**Stored data**
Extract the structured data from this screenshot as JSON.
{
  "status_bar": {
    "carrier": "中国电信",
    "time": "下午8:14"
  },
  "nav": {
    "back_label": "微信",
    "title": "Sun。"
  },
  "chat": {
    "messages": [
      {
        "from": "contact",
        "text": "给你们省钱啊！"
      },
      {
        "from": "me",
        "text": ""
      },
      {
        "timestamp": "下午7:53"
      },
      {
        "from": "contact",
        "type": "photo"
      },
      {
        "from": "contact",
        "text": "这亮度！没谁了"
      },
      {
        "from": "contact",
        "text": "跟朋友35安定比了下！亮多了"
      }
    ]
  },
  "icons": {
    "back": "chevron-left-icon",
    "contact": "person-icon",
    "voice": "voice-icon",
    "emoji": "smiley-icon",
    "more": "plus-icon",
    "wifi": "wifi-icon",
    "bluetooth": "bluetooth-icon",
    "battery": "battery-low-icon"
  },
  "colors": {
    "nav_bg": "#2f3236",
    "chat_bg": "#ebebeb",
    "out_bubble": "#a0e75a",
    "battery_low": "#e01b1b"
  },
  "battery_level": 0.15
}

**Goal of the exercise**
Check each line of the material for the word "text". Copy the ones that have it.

**Output of the task**
        "text": "给你们省钱啊！"
        "text": ""
        "text": "这亮度！没谁了"
        "text": "跟朋友35安定比了下！亮多了"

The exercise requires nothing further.